- **TASK TO COMPLETE**: All lines holding the word "shown" are to be copied from the records beneath.

--- MATERIAL FOR THIS TASK Enclosed Below ---

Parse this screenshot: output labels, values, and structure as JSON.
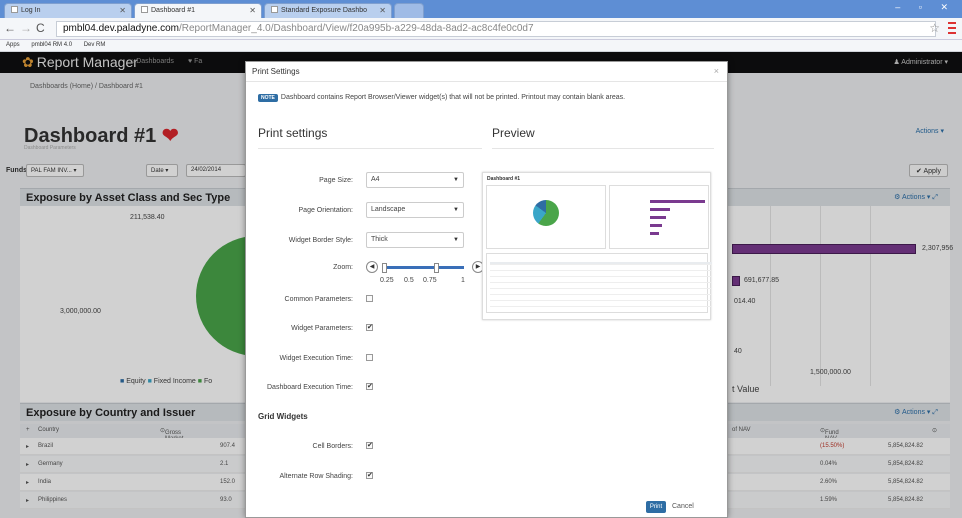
{
  "browser": {
    "tabs": [
      {
        "label": "Log In"
      },
      {
        "label": "Dashboard #1"
      },
      {
        "label": "Standard Exposure Dashbo"
      }
    ],
    "url_domain": "pmbl04.dev.paladyne.com",
    "url_rest": "/ReportManager_4.0/Dashboard/View/f20a995b-a229-48da-8ad2-ac8c4fe0c0d7",
    "bookmarks": [
      "Apps",
      "pmbl04 RM 4.0",
      "Dev RM"
    ]
  },
  "app": {
    "logo": "Report Manager",
    "nav_dashboards": "Dashboards",
    "nav_fav": "Fa",
    "user": "Administrator"
  },
  "page": {
    "breadcrumb": "Dashboards (Home)  /  Dashboard #1",
    "title": "Dashboard #1",
    "subtitle": "Dashboard Parameters",
    "actions": "Actions",
    "funds_label": "Funds",
    "funds_value": "PAL FAM INV...",
    "date_label": "Date",
    "date_value": "24/02/2014",
    "apply": "Apply"
  },
  "widget1": {
    "title": "Exposure by Asset Class and Sec Type",
    "actions": "Actions",
    "label_top": "211,538.40",
    "label_left": "3,000,000.00",
    "legend_equity": "Equity",
    "legend_fixed": "Fixed Income",
    "legend_f": "Fo",
    "bar_values": [
      "2,307,956",
      "691,677.85",
      "014.40",
      "40"
    ],
    "axis_tick": "1,500,000.00",
    "axis_label": "t Value"
  },
  "widget2": {
    "title": "Exposure by Country and Issuer",
    "actions": "Actions",
    "columns": [
      "Country",
      "Gross Market Value",
      "of NAV",
      "Fund NAV"
    ],
    "rows": [
      {
        "country": "Brazil",
        "gmv": "907.4",
        "pct": "(15.50%)",
        "nav": "5,854,824.82",
        "neg": true
      },
      {
        "country": "Germany",
        "gmv": "2.1",
        "pct": "0.04%",
        "nav": "5,854,824.82",
        "neg": false
      },
      {
        "country": "India",
        "gmv": "152.0",
        "pct": "2.60%",
        "nav": "5,854,824.82",
        "neg": false
      },
      {
        "country": "Philippines",
        "gmv": "93.0",
        "pct": "1.59%",
        "nav": "5,854,824.82",
        "neg": false
      }
    ]
  },
  "modal": {
    "title": "Print Settings",
    "note_badge": "NOTE",
    "note_text": "Dashboard contains Report Browser/Viewer widget(s) that will not be printed. Printout may contain blank areas.",
    "settings_title": "Print settings",
    "preview_title": "Preview",
    "page_size_label": "Page Size:",
    "page_size_value": "A4",
    "orientation_label": "Page Orientation:",
    "orientation_value": "Landscape",
    "border_label": "Widget Border Style:",
    "border_value": "Thick",
    "zoom_label": "Zoom:",
    "zoom_value": 0.75,
    "zoom_ticks": [
      "0.25",
      "0.5",
      "0.75",
      "1"
    ],
    "common_label": "Common Parameters:",
    "common_checked": false,
    "widget_params_label": "Widget Parameters:",
    "widget_params_checked": true,
    "exec_label": "Widget Execution Time:",
    "exec_checked": false,
    "dash_exec_label": "Dashboard Execution Time:",
    "dash_exec_checked": true,
    "grid_widgets": "Grid Widgets",
    "cell_borders_label": "Cell Borders:",
    "cell_borders_checked": true,
    "alt_shading_label": "Alternate Row Shading:",
    "alt_shading_checked": true,
    "print": "Print",
    "cancel": "Cancel",
    "preview_doc_title": "Dashboard #1"
  }
}
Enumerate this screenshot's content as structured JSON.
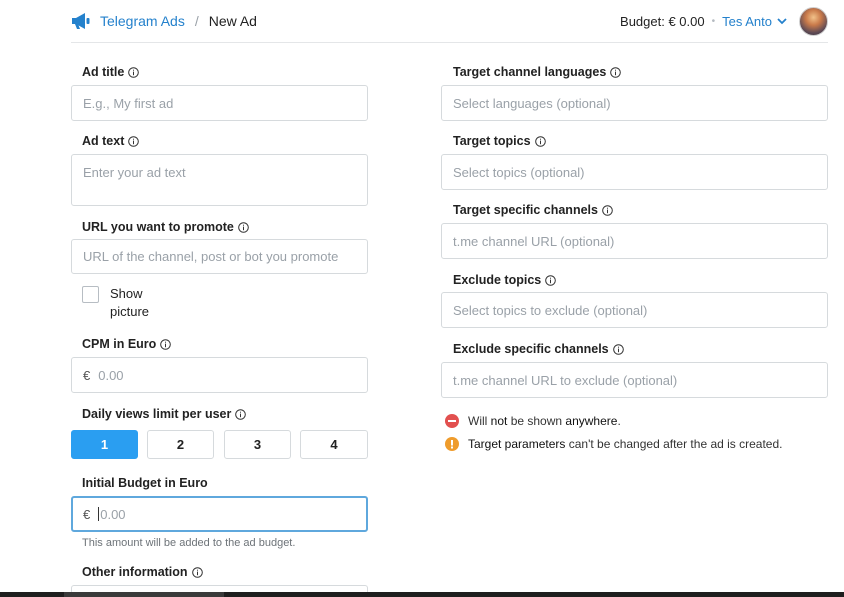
{
  "header": {
    "app_title": "Telegram Ads",
    "separator": "/",
    "breadcrumb": "New Ad",
    "budget": "Budget: € 0.00",
    "account_name": "Tes Anto"
  },
  "form_left": {
    "ad_title": {
      "label": "Ad title",
      "placeholder": "E.g., My first ad"
    },
    "ad_text": {
      "label": "Ad text",
      "placeholder": "Enter your ad text"
    },
    "url": {
      "label": "URL you want to promote",
      "placeholder": "URL of the channel, post or bot you promote"
    },
    "show_picture": {
      "label": "Show picture",
      "checked": false
    },
    "cpm": {
      "label": "CPM in Euro",
      "currency": "€",
      "placeholder": "0.00"
    },
    "daily_views": {
      "label": "Daily views limit per user",
      "options": [
        "1",
        "2",
        "3",
        "4"
      ],
      "selected": "1"
    },
    "initial_budget": {
      "label": "Initial Budget in Euro",
      "currency": "€",
      "placeholder": "0.00",
      "hint": "This amount will be added to the ad budget."
    },
    "other_info": {
      "label": "Other information"
    }
  },
  "form_right": {
    "languages": {
      "label": "Target channel languages",
      "placeholder": "Select languages (optional)"
    },
    "topics": {
      "label": "Target topics",
      "placeholder": "Select topics (optional)"
    },
    "channels": {
      "label": "Target specific channels",
      "placeholder": "t.me channel URL (optional)"
    },
    "exclude_topics": {
      "label": "Exclude topics",
      "placeholder": "Select topics to exclude (optional)"
    },
    "exclude_channels": {
      "label": "Exclude specific channels",
      "placeholder": "t.me channel URL to exclude (optional)"
    }
  },
  "notes": {
    "warning_prefix": "Will ",
    "warning_strong": "not",
    "warning_mid": " be shown ",
    "warning_end": "anywhere",
    "warning_dot": ".",
    "info_strong": "Target parameters",
    "info_rest": " can't be changed after the ad is created."
  },
  "colors": {
    "accent": "#2481cc",
    "selected_button": "#2a9ef1",
    "warning_red": "#e2504f",
    "info_orange": "#ef9c2c"
  },
  "icons": [
    "megaphone-icon",
    "chevron-down-icon",
    "info-icon",
    "stop-icon",
    "exclamation-icon"
  ]
}
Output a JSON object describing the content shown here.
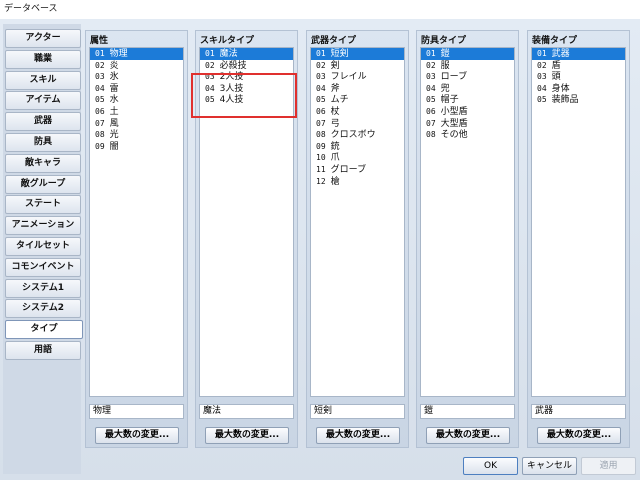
{
  "window": {
    "title": "データベース"
  },
  "tabs": [
    {
      "label": "アクター"
    },
    {
      "label": "職業"
    },
    {
      "label": "スキル"
    },
    {
      "label": "アイテム"
    },
    {
      "label": "武器"
    },
    {
      "label": "防具"
    },
    {
      "label": "敵キャラ"
    },
    {
      "label": "敵グループ"
    },
    {
      "label": "ステート"
    },
    {
      "label": "アニメーション"
    },
    {
      "label": "タイルセット"
    },
    {
      "label": "コモンイベント"
    },
    {
      "label": "システム1"
    },
    {
      "label": "システム2"
    },
    {
      "label": "タイプ",
      "active": true
    },
    {
      "label": "用語"
    }
  ],
  "panels": [
    {
      "title": "属性",
      "items": [
        {
          "num": "01",
          "name": "物理"
        },
        {
          "num": "02",
          "name": "炎"
        },
        {
          "num": "03",
          "name": "氷"
        },
        {
          "num": "04",
          "name": "雷"
        },
        {
          "num": "05",
          "name": "水"
        },
        {
          "num": "06",
          "name": "土"
        },
        {
          "num": "07",
          "name": "風"
        },
        {
          "num": "08",
          "name": "光"
        },
        {
          "num": "09",
          "name": "闇"
        }
      ],
      "selected_index": 0,
      "name_value": "物理",
      "max_button": "最大数の変更..."
    },
    {
      "title": "スキルタイプ",
      "items": [
        {
          "num": "01",
          "name": "魔法"
        },
        {
          "num": "02",
          "name": "必殺技"
        },
        {
          "num": "03",
          "name": "2人技"
        },
        {
          "num": "04",
          "name": "3人技"
        },
        {
          "num": "05",
          "name": "4人技"
        }
      ],
      "selected_index": 0,
      "name_value": "魔法",
      "max_button": "最大数の変更..."
    },
    {
      "title": "武器タイプ",
      "items": [
        {
          "num": "01",
          "name": "短剣"
        },
        {
          "num": "02",
          "name": "剣"
        },
        {
          "num": "03",
          "name": "フレイル"
        },
        {
          "num": "04",
          "name": "斧"
        },
        {
          "num": "05",
          "name": "ムチ"
        },
        {
          "num": "06",
          "name": "杖"
        },
        {
          "num": "07",
          "name": "弓"
        },
        {
          "num": "08",
          "name": "クロスボウ"
        },
        {
          "num": "09",
          "name": "銃"
        },
        {
          "num": "10",
          "name": "爪"
        },
        {
          "num": "11",
          "name": "グローブ"
        },
        {
          "num": "12",
          "name": "槍"
        }
      ],
      "selected_index": 0,
      "name_value": "短剣",
      "max_button": "最大数の変更..."
    },
    {
      "title": "防具タイプ",
      "items": [
        {
          "num": "01",
          "name": "鎧"
        },
        {
          "num": "02",
          "name": "服"
        },
        {
          "num": "03",
          "name": "ローブ"
        },
        {
          "num": "04",
          "name": "兜"
        },
        {
          "num": "05",
          "name": "帽子"
        },
        {
          "num": "06",
          "name": "小型盾"
        },
        {
          "num": "07",
          "name": "大型盾"
        },
        {
          "num": "08",
          "name": "その他"
        }
      ],
      "selected_index": 0,
      "name_value": "鎧",
      "max_button": "最大数の変更..."
    },
    {
      "title": "装備タイプ",
      "items": [
        {
          "num": "01",
          "name": "武器"
        },
        {
          "num": "02",
          "name": "盾"
        },
        {
          "num": "03",
          "name": "頭"
        },
        {
          "num": "04",
          "name": "身体"
        },
        {
          "num": "05",
          "name": "装飾品"
        }
      ],
      "selected_index": 0,
      "name_value": "武器",
      "max_button": "最大数の変更..."
    }
  ],
  "buttons": {
    "ok": "OK",
    "cancel": "キャンセル",
    "apply": "適用"
  },
  "colors": {
    "selection": "#1c7bd8",
    "highlight_box": "#e0302e"
  }
}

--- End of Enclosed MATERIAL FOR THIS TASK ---

- **TASK RESPONSE**:
    "warning_mid": " be shown ",
Output a JSON object describing the content shown here.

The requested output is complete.